You are the weakest link. Goodbye. Banks with inadequate cyber defences could find themselves booted off Swift’s payment network, warns Swift CEO Gottfried Leibbrandt.
The threat from Leibbrandt follows a spate of hacks. Investigators are looking at more potential computer breaches following three attacks – a $101 million cyber heist in Bangladesh – the biggest cyber heist in history; Vietnam’s Tien Phong Bank stopping an attempted wire fraud; and Ecuador’s Banco del Austro losing around $9 million.
In an interview with the Financial Times, Leibbrandt says: “The days when you needed to break into a bank and carry guns and blow torches are over.”
He adds: “You can now rob a bank from just your own PC and that does change the game completely.”
Swift unveiled a five-part plan to reinforce security across its network after the incidents, but the latest fighting talk from Leibbrandt shows Swift wants more to be done.
In the interview, Swift wants better cyber security from the 11,000 banks on the system.
“We could say that if the immediate security around Swift is not in order we could cut you off, you shouldn’t be on the network,” Leibbrandt says.
“There are pros and cons to that. The pros are that it provides clarity that if you are on the Swift network you need minimum standards,” he says. “I think the con is if you do it too heavy handed you could drive people to unsafe channels.”
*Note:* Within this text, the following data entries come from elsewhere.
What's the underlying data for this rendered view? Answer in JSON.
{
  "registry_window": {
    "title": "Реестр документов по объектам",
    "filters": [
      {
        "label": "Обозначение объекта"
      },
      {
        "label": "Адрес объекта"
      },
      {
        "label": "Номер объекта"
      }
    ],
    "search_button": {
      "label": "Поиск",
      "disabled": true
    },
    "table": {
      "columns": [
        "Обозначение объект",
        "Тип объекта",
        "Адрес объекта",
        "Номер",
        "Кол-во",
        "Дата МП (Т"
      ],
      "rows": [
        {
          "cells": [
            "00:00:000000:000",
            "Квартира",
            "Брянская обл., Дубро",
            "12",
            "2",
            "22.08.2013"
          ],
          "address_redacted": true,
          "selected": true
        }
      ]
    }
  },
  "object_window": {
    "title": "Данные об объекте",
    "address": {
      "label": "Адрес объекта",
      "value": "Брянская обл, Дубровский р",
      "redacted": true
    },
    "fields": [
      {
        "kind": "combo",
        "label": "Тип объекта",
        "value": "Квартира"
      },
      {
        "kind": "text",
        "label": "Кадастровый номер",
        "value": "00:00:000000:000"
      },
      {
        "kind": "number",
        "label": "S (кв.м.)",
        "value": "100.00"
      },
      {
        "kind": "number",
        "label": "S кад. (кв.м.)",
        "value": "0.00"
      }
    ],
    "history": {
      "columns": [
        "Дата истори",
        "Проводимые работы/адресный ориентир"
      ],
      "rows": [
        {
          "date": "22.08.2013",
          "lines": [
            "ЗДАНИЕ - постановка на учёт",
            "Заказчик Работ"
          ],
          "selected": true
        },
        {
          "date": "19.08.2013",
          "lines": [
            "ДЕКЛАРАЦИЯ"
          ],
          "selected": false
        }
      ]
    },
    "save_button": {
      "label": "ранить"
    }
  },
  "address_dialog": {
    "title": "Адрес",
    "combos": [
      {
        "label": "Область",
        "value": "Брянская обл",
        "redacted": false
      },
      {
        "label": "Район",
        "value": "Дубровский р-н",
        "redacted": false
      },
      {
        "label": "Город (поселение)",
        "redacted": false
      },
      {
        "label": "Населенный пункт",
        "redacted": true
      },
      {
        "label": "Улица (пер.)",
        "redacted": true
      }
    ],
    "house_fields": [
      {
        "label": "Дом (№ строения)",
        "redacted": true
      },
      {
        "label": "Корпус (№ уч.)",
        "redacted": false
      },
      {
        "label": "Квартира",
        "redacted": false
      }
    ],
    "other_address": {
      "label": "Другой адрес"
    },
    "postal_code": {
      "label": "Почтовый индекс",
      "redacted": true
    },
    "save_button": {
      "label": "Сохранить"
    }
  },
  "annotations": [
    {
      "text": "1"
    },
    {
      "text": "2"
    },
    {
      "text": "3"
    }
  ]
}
Leibbrandt says Swift is talking to financial regulators — including the Bank for International Settlements and the Financial Stability Board — about “making its security requirements part of their global supervisory standards”.
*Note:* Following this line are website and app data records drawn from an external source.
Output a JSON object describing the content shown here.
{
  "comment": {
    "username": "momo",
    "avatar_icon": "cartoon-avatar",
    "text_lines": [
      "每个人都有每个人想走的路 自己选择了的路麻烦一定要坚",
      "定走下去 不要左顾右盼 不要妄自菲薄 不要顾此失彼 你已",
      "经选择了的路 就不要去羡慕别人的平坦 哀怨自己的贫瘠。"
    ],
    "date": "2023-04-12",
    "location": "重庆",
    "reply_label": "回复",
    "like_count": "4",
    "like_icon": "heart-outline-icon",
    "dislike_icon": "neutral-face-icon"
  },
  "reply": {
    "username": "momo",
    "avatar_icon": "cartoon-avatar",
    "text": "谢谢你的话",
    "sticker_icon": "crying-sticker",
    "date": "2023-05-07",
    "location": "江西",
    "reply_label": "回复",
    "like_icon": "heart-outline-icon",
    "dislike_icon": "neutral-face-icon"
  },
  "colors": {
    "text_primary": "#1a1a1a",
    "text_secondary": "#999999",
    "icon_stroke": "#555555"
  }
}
He says: “Maybe some banks say if you comply only with the lowest standards we can’t do business with you or we can do business with you but we have to put in additional controls.”
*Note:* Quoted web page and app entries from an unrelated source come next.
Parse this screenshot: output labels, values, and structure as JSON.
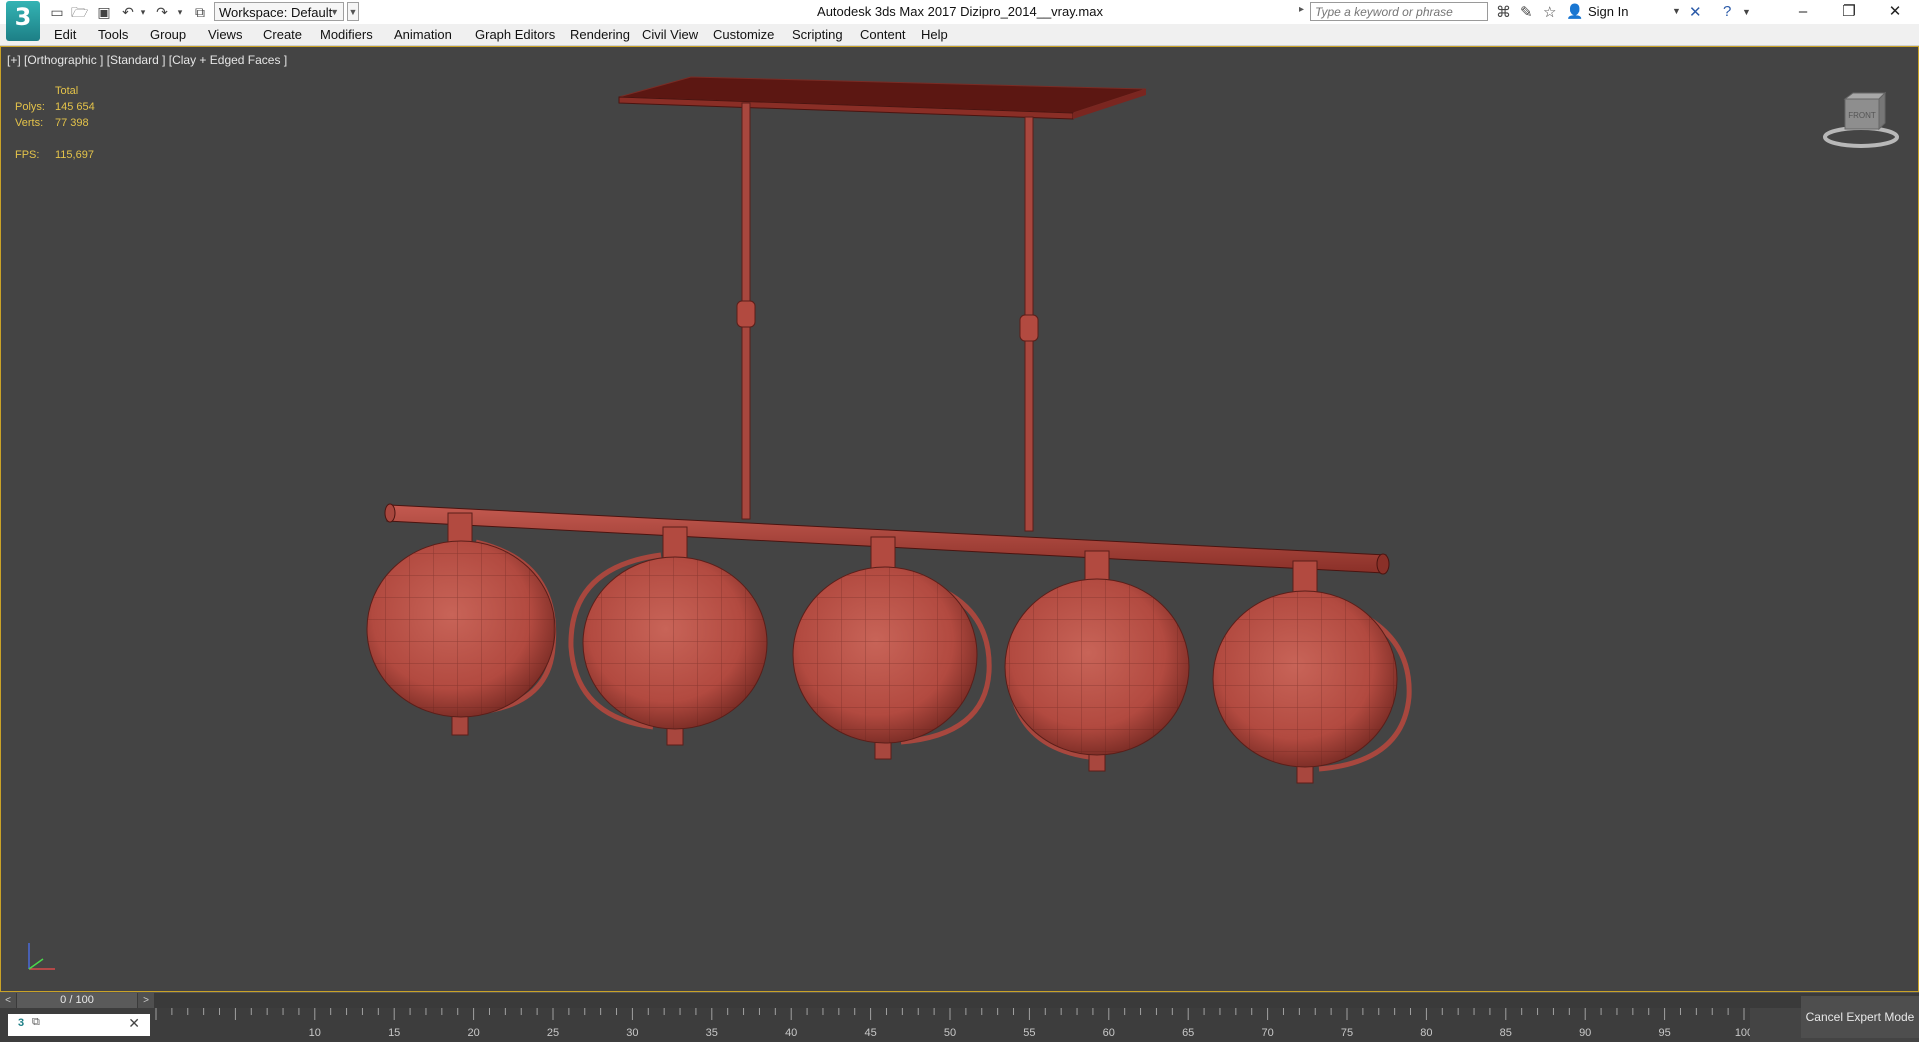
{
  "app": {
    "logo": "3",
    "window_title": "Autodesk 3ds Max 2017    Dizipro_2014__vray.max"
  },
  "quick_access": {
    "workspace_label": "Workspace: Default",
    "icons": [
      "new-file-icon",
      "open-file-icon",
      "save-icon",
      "undo-icon",
      "redo-icon",
      "project-folder-icon"
    ]
  },
  "search": {
    "placeholder": "Type a keyword or phrase"
  },
  "account": {
    "sign_in_label": "Sign In"
  },
  "window_controls": {
    "minimize": "–",
    "restore": "❐",
    "close": "✕"
  },
  "menu": {
    "items": [
      {
        "label": "Edit"
      },
      {
        "label": "Tools"
      },
      {
        "label": "Group"
      },
      {
        "label": "Views"
      },
      {
        "label": "Create"
      },
      {
        "label": "Modifiers"
      },
      {
        "label": "Animation"
      },
      {
        "label": "Graph Editors"
      },
      {
        "label": "Rendering"
      },
      {
        "label": "Civil View"
      },
      {
        "label": "Customize"
      },
      {
        "label": "Scripting"
      },
      {
        "label": "Content"
      },
      {
        "label": "Help"
      }
    ]
  },
  "viewport": {
    "label": "[+] [Orthographic ] [Standard ] [Clay + Edged Faces ]",
    "stats": {
      "header": "Total",
      "polys_label": "Polys:",
      "polys_value": "145 654",
      "verts_label": "Verts:",
      "verts_value": "77 398",
      "fps_label": "FPS:",
      "fps_value": "115,697"
    },
    "viewcube_label": "FRONT",
    "scene_color": "#b84a42"
  },
  "timeline": {
    "frame_display": "0 / 100",
    "prev": "<",
    "next": ">",
    "tick_labels": [
      "10",
      "15",
      "20",
      "25",
      "30",
      "35",
      "40",
      "45",
      "50",
      "55",
      "60",
      "65",
      "70",
      "75",
      "80",
      "85",
      "90",
      "95",
      "100"
    ]
  },
  "status": {
    "cancel_expert_label": "Cancel Expert Mode"
  }
}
It is unusual for Swift to exclude banks from its network, but not unprecedented. For non-hacking reasons, it was forced to exclude some Iranian banks because of European sanctions in 2012. They were reconnected to Swift’s payments system this year.
Nobody knows the conclusion of the Swift hacking saga yet, but Leibbrandt says: “I think the ultimate list of actual breaches, at least to date, will turn out to be lower than ten.”
“I don’t think you can ever stop this from happening entirely. There will be more attempts and some of them will be more successful. But by managing all these layers of defence you can make it into a manageable nuisance rather than a life-threatening situation.”